A prominent B.C. politician and First Nations leader is warning that ongoing railroad blockades by people claiming to support the Wet’suwet’en hereditary chiefs’ fight against a pipeline project are setting reconciliation back decades — and raising the risk of violence for all Indigenous Canadians.
In an interview with The West Block‘s Mercedes Stephenson, B.C. Liberal MLA Ellis Ross said he is already hearing of cases of Indigenous people not involved in any of the blockades being confronted and threatened and said the situation makes him “very concerned.”
“It’s already happening,” he said.
“Aboriginal people are already in grocery stores getting confronted by people that just want to go back to work, they don’t like to see their lives disrupted. And these average Aboriginals, they’re not political. They don’t have an opinion on pipelines or blockades.They want to get on with their lives just like regular Canadians.”
Several hereditary chiefs from the Wet’suwet’en Nation in B.C. oppose the Coastal GasLink natural gas pipeline set to be built through the land they claim as their traditional territory.
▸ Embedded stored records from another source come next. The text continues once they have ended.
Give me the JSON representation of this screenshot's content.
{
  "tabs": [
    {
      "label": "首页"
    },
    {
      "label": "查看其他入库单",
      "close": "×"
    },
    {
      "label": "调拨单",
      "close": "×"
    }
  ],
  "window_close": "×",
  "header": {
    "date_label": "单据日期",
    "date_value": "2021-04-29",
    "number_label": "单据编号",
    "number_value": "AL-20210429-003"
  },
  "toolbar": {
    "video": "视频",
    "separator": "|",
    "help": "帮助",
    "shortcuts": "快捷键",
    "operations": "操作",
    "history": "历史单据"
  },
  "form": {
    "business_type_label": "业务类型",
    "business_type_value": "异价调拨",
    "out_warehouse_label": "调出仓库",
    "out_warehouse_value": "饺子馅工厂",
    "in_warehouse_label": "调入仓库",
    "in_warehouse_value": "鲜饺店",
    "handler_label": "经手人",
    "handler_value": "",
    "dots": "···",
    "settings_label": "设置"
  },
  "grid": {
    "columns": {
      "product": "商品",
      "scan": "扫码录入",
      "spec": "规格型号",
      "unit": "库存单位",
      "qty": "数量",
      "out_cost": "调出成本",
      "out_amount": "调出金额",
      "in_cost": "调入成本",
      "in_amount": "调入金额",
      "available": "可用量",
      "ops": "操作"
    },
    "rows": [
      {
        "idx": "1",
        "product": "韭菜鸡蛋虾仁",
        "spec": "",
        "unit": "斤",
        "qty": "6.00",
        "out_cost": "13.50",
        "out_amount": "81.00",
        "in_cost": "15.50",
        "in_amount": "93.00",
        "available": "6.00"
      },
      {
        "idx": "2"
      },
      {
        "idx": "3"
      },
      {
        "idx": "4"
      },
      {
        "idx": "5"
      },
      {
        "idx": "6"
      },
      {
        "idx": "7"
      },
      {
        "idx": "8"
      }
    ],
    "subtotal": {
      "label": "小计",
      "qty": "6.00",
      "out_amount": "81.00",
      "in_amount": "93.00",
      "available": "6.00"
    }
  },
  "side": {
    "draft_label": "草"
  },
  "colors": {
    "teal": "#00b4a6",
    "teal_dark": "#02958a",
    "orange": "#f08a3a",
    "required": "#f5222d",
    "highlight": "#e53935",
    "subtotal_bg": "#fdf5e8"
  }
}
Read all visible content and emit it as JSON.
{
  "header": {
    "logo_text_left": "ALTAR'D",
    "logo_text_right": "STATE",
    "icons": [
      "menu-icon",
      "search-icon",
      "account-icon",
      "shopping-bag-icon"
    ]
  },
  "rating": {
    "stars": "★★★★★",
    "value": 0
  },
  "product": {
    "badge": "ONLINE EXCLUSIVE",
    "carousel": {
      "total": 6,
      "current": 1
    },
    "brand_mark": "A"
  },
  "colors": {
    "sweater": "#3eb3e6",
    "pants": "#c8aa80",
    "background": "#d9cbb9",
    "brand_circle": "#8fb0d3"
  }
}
But the elected band councils for that and 20 other First Nations communities along the route support the project.
The result has been tension over which group speaks for the interests of the community.
Those tensions escalated after RCMP enforced a court injunction last month that let them begin removing activists from a blockade set up on the pipeline route.
The arrests sparked nationwide protests and blockades that have intermittently shut down border crossings, railroad lines and service, barred access to government buildings, and prompted provincial leaders to warn about looming shortages of essentials like propane.
Via Rail and CN Rail shut down the majority of their operations two weeks ago because of a blockade on the railroad near Belleville, Ont.
And while the RCMP in B.C. have said they are open to walking back their presence on the traditional territories in B.C., there has been no visible sign that the gesture will lead to any walking back of the blockades in place along rail lines.
Ross, who served for six years as the chief councillor of the Haisla Nation in B.C., was an early advocate in his community about the potential benefits in select kinds of resource development: in the case of the Haisla Nation, this is the $40-billion Kitimat LNG plant set to be operated by Chevron.
The Haisla Nation effectively act as landlords for the plant, an agreement that the community says brings in roughly $4 million each year in rent and taxes, along with the potential for other contracts and deals.
The community is also in the process of looking at similar potential agreements with several other LNG companies.
Ross said the “political rhetoric” from those who claim to support some of the Wet’suwet’en hereditary chiefs opposed to the natural gas pipeline ignores the “tremendous amount of work” done over the last 15 years among B.C. First Nations like his to get companies to consult and accommodate them on projects.
“You’re trying to de-stabilize these communities and you’re trying to de-legitimize the work that collected band leaders and hereditary leaders have done over the last 15 years, not only to provide jobs or employment as a way out of poverty, but also to breathe life into the word reconciliation.”
What those behind the blockades are actually doing, Ross said, is hurting chances of a more positive future.
“I’m pretty sure Aboriginals across B.C. do not want to see those blockades, they don’t want to see it escalate to the point where Aboriginals are actually getting accosted on the streets,” he said. “I mean, this is setting back reconciliation 20 years.”